As a traveler, you may have seen at one time or another an Auntie Anne's pretzel stand because they're common at airports (as well as shopping malls). The story of why Anne Beiler founded the company will give you something to think about the next time you're hungrily eyeing a pretzel at an airport gate.
Two decades ago, Anne, then 38, began selling pretzels at an Amish food stand. Her goal was to earn a little extra cash to help support herself and her husband Jonas while he went to school to become a family counselor.
In their Amish-Mennonite community, Jonas was going against the grain by training to become a counselor. The community didn't believe in therapy, preferring that every person figure out their emotions quietly and separately.
Here's how reporter Joseph Shapiro makes this point in an NPR story this week:
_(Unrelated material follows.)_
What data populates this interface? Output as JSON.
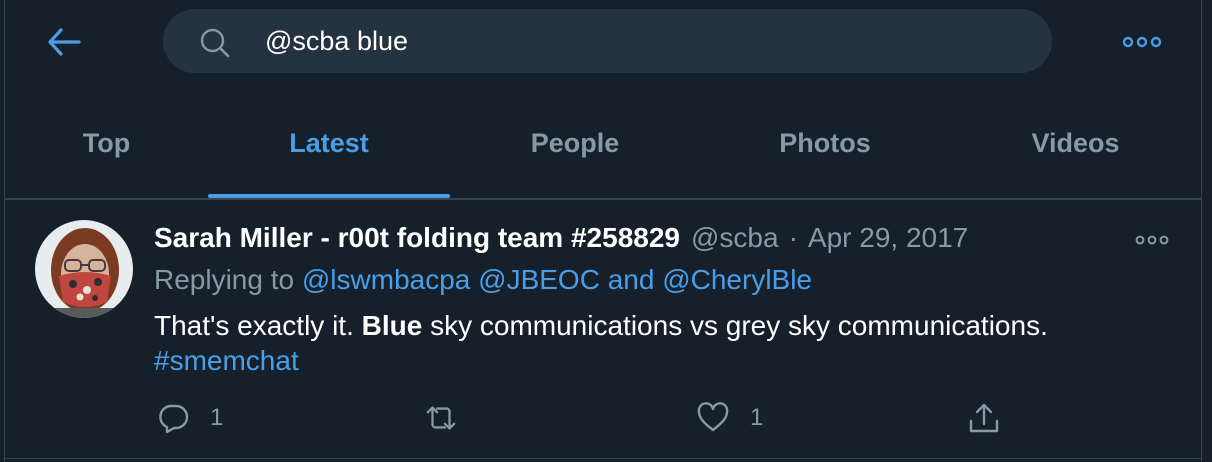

Thirty years ago, the Beilers' infant daughter was killed. The Beilers, like many people in the Amish–Mennonite community at that time, kept their grief hidden, even from each other. Only when they started attending counseling several years later, was their marriage saved.
As noted, Anne started her pretzel business to get some extra cash. Little did she know that her pretzels would turn out to be wildly popular, and that her business would expand to more than 900 franchises worldwide and give about $1 million a year to charities.
Meanwhile, over time Jonas and others have persuaded many people in Amish–Mennonite communities that counseling can be helpful without upsetting the community's traditions.
The change is most noticeable in the town of Nickel Mines, Pa., where a year ago this week a local worker stormed into a one-room schoolhouse and shot 10 young girls, killing five. Counseling sessions are being said to be making a big help for the grieving parents in making life bearable again.
Yes, this story is unrelated to travel. But I've shared it anyway because I know that the next time I'm at an airport, I'm going to look at the Auntie Anne's pretzel stand a little bit differently.
Earlier: Godspeed to a traveler's hero.